▸ YOUR GOAL: Reproduce all of the material, keeping each line intact.

▸ AVAILABLE DATA:

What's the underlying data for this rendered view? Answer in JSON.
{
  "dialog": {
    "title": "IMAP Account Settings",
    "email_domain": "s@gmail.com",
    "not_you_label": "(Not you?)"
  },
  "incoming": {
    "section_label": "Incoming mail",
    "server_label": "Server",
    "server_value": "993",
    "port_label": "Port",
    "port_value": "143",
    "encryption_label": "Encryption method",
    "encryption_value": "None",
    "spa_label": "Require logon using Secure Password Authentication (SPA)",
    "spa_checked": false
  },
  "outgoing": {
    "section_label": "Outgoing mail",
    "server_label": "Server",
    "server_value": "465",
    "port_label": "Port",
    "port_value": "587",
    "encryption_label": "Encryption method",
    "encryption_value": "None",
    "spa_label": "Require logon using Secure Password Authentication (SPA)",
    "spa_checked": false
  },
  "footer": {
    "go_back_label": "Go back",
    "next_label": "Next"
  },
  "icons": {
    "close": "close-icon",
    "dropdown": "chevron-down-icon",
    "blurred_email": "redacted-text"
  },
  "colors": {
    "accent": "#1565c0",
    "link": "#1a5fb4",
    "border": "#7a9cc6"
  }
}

▸ OUTPUT OF THE TASK:
What's the underlying data for this rendered view? Answer in JSON.
{
  "dialog": {
    "title": "IMAP Account Settings",
    "email_domain": "s@gmail.com",
    "not_you_label": "(Not you?)"
  },
  "incoming": {
    "section_label": "Incoming mail",
    "server_label": "Server",
    "server_value": "993",
    "port_label": "Port",
    "port_value": "143",
    "encryption_label": "Encryption method",
    "encryption_value": "None",
    "spa_label": "Require logon using Secure Password Authentication (SPA)",
    "spa_checked": false
  },
  "outgoing": {
    "section_label": "Outgoing mail",
    "server_label": "Server",
    "server_value": "465",
    "port_label": "Port",
    "port_value": "587",
    "encryption_label": "Encryption method",
    "encryption_value": "None",
    "spa_label": "Require logon using Secure Password Authentication (SPA)",
    "spa_checked": false
  },
  "footer": {
    "go_back_label": "Go back",
    "next_label": "Next"
  },
  "icons": {
    "close": "close-icon",
    "dropdown": "chevron-down-icon",
    "blurred_email": "redacted-text"
  },
  "colors": {
    "accent": "#1565c0",
    "link": "#1a5fb4",
    "border": "#7a9cc6"
  }
}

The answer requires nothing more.